Have had some not-so-great previous years, some ongoing struggles, and more anticipated in coming years/decades. All of this has brought me face to face with my worst personality traits as well as given me a chance to work hard on the things I'd really like to change going forward and give myself a fresh start, so to speak. Is there a manual, road map or something for acquiring the most elusive of traits? Interested in anecdotes, from those in their late thirties and beyond, of personal journey in developing maturity. [more inside]
Am I correctly interpreting the implications of a DCFSA "grace period"? [more inside]
My aunt's boss has fixed me up with his son. I have confirmed zero interest whatsoever in this fellow. What is the classiest possible way to communicate this? [more inside]
The movies and films I have in mind are: A River Runs Through It by Norman Maclean, Gilead by Marilynne Robinson, and The Thin Red Line by Terrence Malick (though many of his films would count). The "technical" definition of grace is such that I'm not entirely sure that's an accurate description of what it is that I see that joins these movies together, but it is certainly something present or mentioned in all three. The things that stick out to me are things such as: forgiveness, that nature is perhaps closer to God(liness), that there is grace/beauty in life despite some of the bad things in it. Do you know of any films and books that might be considered related to my above group given what I've tried to describe?
Can you help us find the transcript of a blessing or poem from Praire Home Companion? Either that, or some other suitable grace for a Catholic/atheist/multifaith wedding blessing before dinner. [more inside]
I want to be more physically graceful. What're ways I can introduce this into my life that don't take up a lot of my non-existent time? [more inside]
How can I temper my tendency to despise people? [more inside]

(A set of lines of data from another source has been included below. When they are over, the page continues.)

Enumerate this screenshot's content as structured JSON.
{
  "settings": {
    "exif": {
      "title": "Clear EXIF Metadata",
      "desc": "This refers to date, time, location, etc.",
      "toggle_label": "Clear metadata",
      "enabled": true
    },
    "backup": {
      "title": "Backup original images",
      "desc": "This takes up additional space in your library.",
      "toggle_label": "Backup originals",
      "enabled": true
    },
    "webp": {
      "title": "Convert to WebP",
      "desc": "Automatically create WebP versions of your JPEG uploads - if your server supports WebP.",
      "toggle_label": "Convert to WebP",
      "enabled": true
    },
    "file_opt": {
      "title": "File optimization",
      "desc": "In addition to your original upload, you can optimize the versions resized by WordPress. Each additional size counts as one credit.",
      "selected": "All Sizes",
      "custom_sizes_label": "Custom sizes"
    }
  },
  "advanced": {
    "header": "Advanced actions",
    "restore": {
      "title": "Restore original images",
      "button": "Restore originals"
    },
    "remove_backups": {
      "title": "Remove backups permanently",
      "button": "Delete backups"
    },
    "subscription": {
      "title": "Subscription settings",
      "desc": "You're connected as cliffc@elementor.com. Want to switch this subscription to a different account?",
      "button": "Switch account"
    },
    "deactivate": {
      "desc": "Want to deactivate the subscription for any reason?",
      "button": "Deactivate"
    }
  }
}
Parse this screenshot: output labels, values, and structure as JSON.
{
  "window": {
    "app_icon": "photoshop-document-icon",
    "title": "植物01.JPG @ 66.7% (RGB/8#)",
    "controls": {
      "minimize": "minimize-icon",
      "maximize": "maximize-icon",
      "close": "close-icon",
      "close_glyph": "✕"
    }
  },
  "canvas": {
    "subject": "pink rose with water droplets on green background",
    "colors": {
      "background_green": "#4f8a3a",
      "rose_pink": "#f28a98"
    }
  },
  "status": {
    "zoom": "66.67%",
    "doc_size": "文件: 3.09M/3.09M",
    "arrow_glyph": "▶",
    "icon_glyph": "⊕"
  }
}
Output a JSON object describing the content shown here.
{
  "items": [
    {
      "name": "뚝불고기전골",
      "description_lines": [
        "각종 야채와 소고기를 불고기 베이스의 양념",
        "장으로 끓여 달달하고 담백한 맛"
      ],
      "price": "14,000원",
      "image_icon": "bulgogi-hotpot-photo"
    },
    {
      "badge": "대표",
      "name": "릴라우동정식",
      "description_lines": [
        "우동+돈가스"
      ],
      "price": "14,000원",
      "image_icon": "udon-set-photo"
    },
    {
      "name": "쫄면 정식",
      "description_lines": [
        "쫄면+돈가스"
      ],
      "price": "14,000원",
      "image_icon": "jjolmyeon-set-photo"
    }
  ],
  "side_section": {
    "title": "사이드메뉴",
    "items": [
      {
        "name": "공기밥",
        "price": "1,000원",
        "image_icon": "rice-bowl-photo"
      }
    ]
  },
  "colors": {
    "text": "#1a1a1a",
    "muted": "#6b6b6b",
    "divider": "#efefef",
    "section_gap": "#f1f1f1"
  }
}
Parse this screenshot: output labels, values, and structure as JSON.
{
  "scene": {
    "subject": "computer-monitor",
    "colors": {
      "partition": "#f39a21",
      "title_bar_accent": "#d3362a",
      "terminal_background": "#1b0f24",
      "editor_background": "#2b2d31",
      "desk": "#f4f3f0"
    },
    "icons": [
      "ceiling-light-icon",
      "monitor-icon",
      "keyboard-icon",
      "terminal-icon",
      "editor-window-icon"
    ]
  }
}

A couple years ago, I read a really intriguing essay that compared the American cultural ideal of "effortless cool" to the theological debate over the importance of grace vs. good acts. I believe that the writer identified the Puritans as coming down on the side of grace, and made a connection between their influence on early America and our cultural preference for grace (i.e. "effortless cool") over good acts (i.e. "trying too hard"). I would really love to cite this essay, but unfortunately, my Google-Fu is failing me. I remember that I read it online, and it was probably linked from a comment on The Blue. Any idea what I read or who wrote it?
I could use some help figuring out how to phrase a request that my boyfriend give his bedding a spin in the laundry. We're pretty newly minted, and I understand the need for tact here, but I am blanking on the best way to say this. [more inside]
In order to be saved, you must accept Jesus's salvation. Huh? Explain? [more inside]
Is Divine Grace an exclusively Christian idea? [more inside]
What's the polite thing for an atheist to do during grace at the dinner table to which s/he was invited? [more inside]
Cheapskatefilter: If I'm traveling out of town (1500 miles) to a wedding for people who live in town, do I have to get them a gift? [more inside]
How can I become less of a klutz? [more inside]
Any guidance on writing a non-religious grace? [more inside]
Artfilter: What is the name of the painting, and the painter, of the portrait hanging near the door of Will's apartment in Will & Grace? It's a portrait of a male, shoulders up, no shirt.
My family grew up saying grace before dinner, but none of us are religious. We value the pre-meal ceremony itself, but it doesn't seem right to use a standard, religious grace; can you suggest a different one? [more inside]